The story “Lamb to the Slaughter” by Roald Dahl takes place in and the time is around 5:00 pm. Mary Maloney is a devoted wife to her husband Patrick Maloney. But one day Patrick Maloney comes home and acts in an unusual way. He tells Mary Maloney he wants to leave her. Sp Mary Maloney hits Patrick Maloney on the head with a lamb and kills him. Mary Maloney makes up an act and gets away with the murder. Mary Maloney is a dynamic character because she changes throughout the story. She changes from a caring and loving wife to a murderer and a crazy person. Mary has more traits like caring, ruthless and clever.

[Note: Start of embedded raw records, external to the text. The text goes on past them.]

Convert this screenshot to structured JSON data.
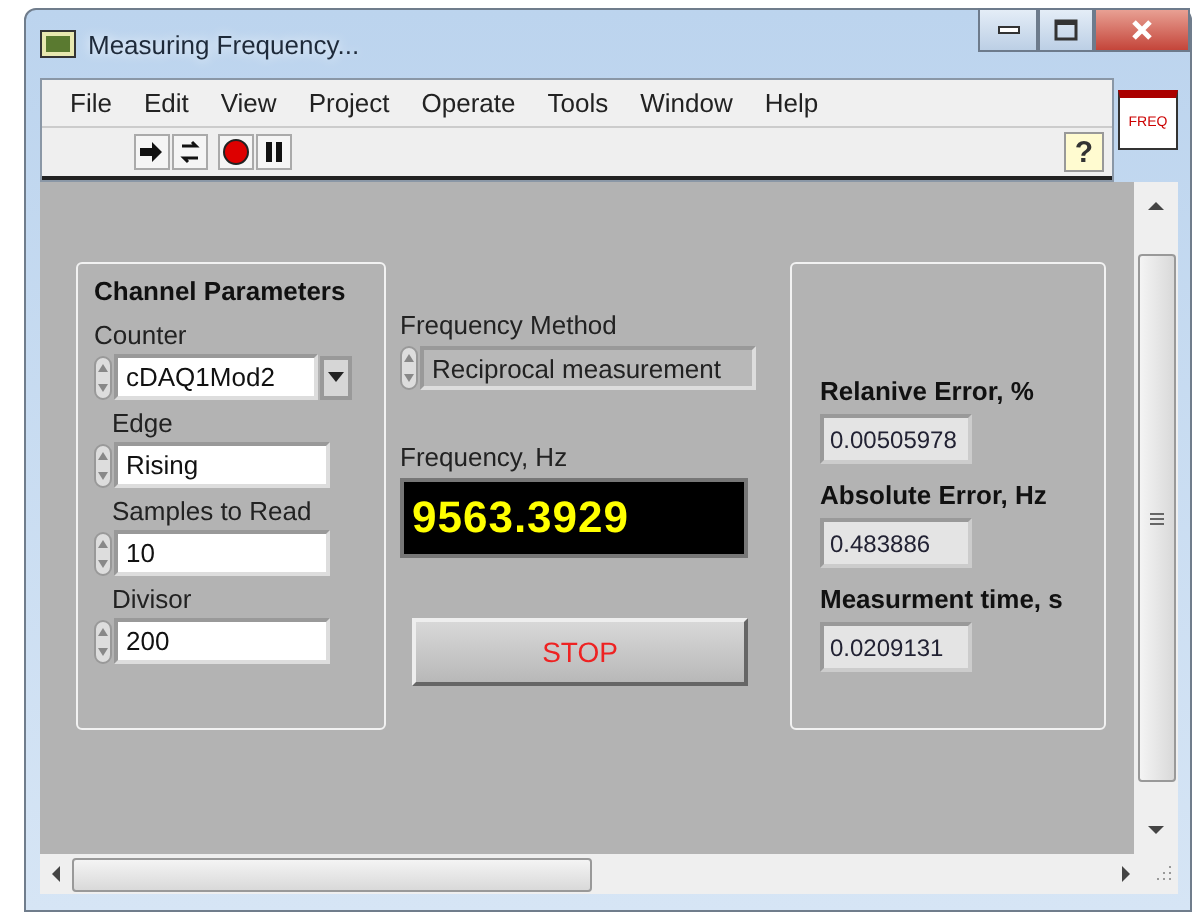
{
  "window": {
    "title": "Measuring Frequency..."
  },
  "menu": [
    "File",
    "Edit",
    "View",
    "Project",
    "Operate",
    "Tools",
    "Window",
    "Help"
  ],
  "toolbar": {
    "help": "?"
  },
  "vi_icon": {
    "label": "FREQ"
  },
  "channel_parameters": {
    "title": "Channel Parameters",
    "controls": [
      {
        "label": "Counter",
        "value": "cDAQ1Mod2",
        "kind": "dropdown"
      },
      {
        "label": "Edge",
        "value": "Rising",
        "kind": "ring"
      },
      {
        "label": "Samples to Read",
        "value": "10",
        "kind": "numeric"
      },
      {
        "label": "Divisor",
        "value": "200",
        "kind": "numeric"
      }
    ]
  },
  "frequency_method": {
    "label": "Frequency Method",
    "value": "Reciprocal measurement"
  },
  "frequency": {
    "label": "Frequency, Hz",
    "value": "9563.3929"
  },
  "stop_button": {
    "label": "STOP"
  },
  "results": [
    {
      "label": "Relanive Error, %",
      "value": "0.00505978"
    },
    {
      "label": "Absolute Error, Hz",
      "value": "0.483886"
    },
    {
      "label": "Measurment time, s",
      "value": "0.0209131"
    }
  ]
}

“When people rely on surface appearances and false stereotypes, rather than in-depth knowledge of others at the level of heart, mind, and spirit, their ability to assess and understand people accurately is compromised.” – James. A. Forbes. As Forbes states, when “people rely on surface appearances” and do not look beyond, they often times fail to realize how deceiving looks can be. In “Lamb to the Slaughter” by Roald Dahl, Mrs. Maloney uses her image as leverage to get away with the murder of her husband. Throughout the story, Mrs. Maloney betrays multiple people after being betrayed by her own husband. Her thoughts soon become clouded with animosity which leads her to make rash decisions. Although Forbes says “the way people assess and understand others is compromised”, the reader sees how these stereotypes can be used to a character’s advantage when getting away with wrong doing. The story “Lamb to the Slaughter” by Roald Dahl depicts how betrayal can provoke characters to commit crime in order to emphasize the inaccurate perception of women. The author uses irony and characterization to portray how once betrayed women may not be as innocent or fragile as they seem.

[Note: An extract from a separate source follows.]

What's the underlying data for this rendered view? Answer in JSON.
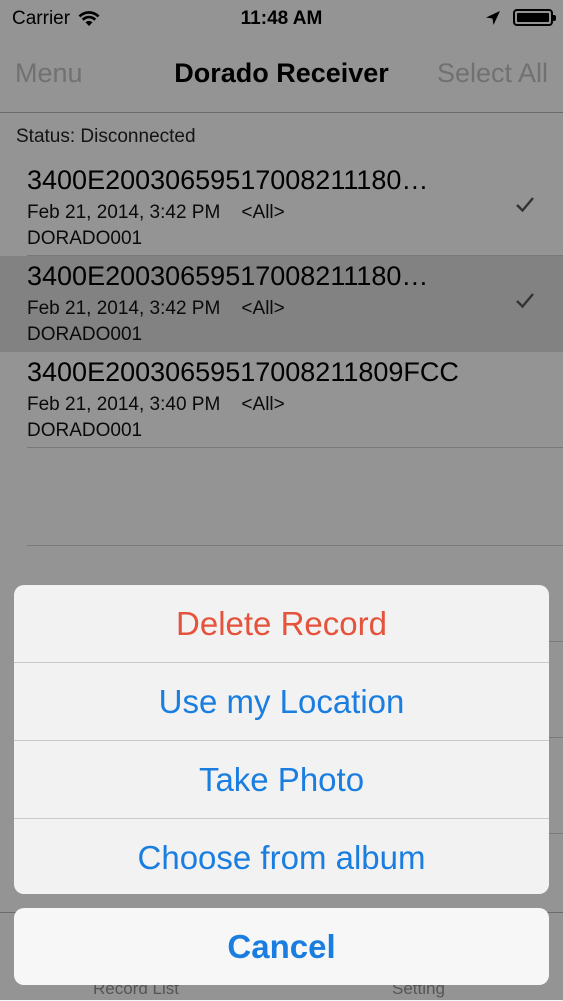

Roald Dahl's short story Lamb to the Slaughter is a very intriguing read. Dahl uses a lot of characterization throughout the story, giving subtle descriptions of what the characters are like. This happens the most with the main character, Mary Maloney. In the beginning of the story, Dahl describes Mary as as being six months pregnant, with big calm eyes. This displays a picture of innocence. The way she addresses her husband, Patrick, is caring and compassionate. As the story progresses she gets more and more uneasy until Patrick tells her very bad news, and the entire mood of the story shifts. Mary becomes removed, cold, in shock. At this point, she “simply walked up behind him and without any pause, she swung the big frozen leg of lamb high in the air and brought it down as hard as she could on the back of his head” ( ). Patrick died within seconds. Since the audience previously saw Mary as innocent and harmless, the audience is even more surprised by this sudden murder. By now her entire character has changed. She is cold, calculated.
The Lamb to the Slaughter is a mystery horror story by Roald Dahl. It is about a wife (Mary Maloney) murdering her drunk husband (Patrick Maloney) after he gives her short answers when she asks him questions. She hits him over the head with a leg of lamb to kill him. A theme I see is change and when something bad happens. You can drastically change in life.

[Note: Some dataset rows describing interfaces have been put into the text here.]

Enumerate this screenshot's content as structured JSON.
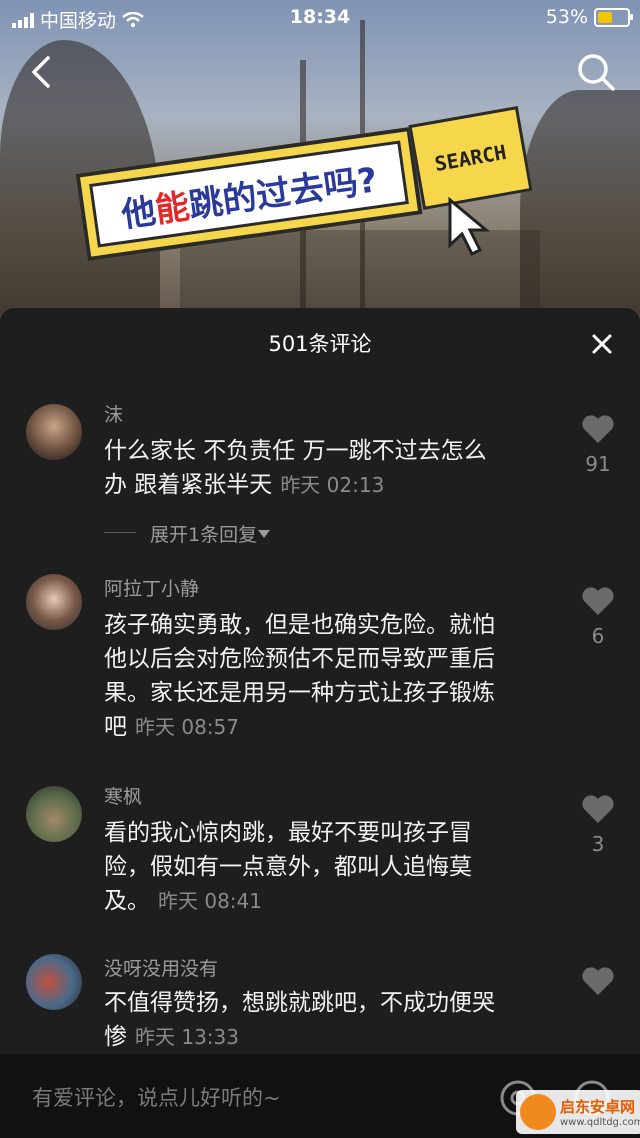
{
  "status_bar": {
    "carrier": "中国移动",
    "time": "18:34",
    "battery": "53%",
    "battery_level": 0.53
  },
  "video": {
    "sticker_text_a": "他",
    "sticker_text_b": "能",
    "sticker_text_c": "跳的过去吗?",
    "search_tag": "SEARCH"
  },
  "panel": {
    "title": "501条评论"
  },
  "comments": [
    {
      "username": "沫",
      "text_line1": "什么家长 不负责任 万一跳不过去怎么",
      "text_line2": "办 跟着紧张半天",
      "time": "昨天 02:13",
      "likes": "91",
      "expand": "展开1条回复"
    },
    {
      "username": "阿拉丁小静",
      "text_line1": "孩子确实勇敢，但是也确实危险。就怕",
      "text_line2": "他以后会对危险预估不足而导致严重后",
      "text_line3": "果。家长还是用另一种方式让孩子锻炼",
      "text_line4": "吧",
      "time": "昨天 08:57",
      "likes": "6"
    },
    {
      "username": "寒枫",
      "text_line1": "看的我心惊肉跳，最好不要叫孩子冒",
      "text_line2": "险，假如有一点意外，都叫人追悔莫",
      "text_line3": "及。",
      "time": "昨天 08:41",
      "likes": "3"
    },
    {
      "username": "没呀没用没有",
      "text_line1": "不值得赞扬，想跳就跳吧，不成功便哭",
      "text_line2": "惨",
      "time": "昨天 13:33"
    }
  ],
  "input": {
    "placeholder": "有爱评论，说点儿好听的~"
  },
  "watermark": {
    "title": "启东安卓网",
    "url": "www.qdltdg.com"
  },
  "colors": {
    "panel_bg": "#1e1e1e",
    "sticker_yellow": "#f6d64a",
    "battery_yellow": "#f5c400"
  }
}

Mary Maloney was sitting in her living room when her husband, Patrick Maloney, came home. This was the premises of the short story, “Lamb to the Slaughter,” composed by Roald Dahl. Patrick was a police officer; his wife stayed at home, which was typical for the 1950s, which was the time period of the story. The couple had been, so it seemed, happy throughout their marriage. In fact, Mary was pregnant with a baby boy. It felt like another normal day when Mr. Maloney stepped through their home’s door.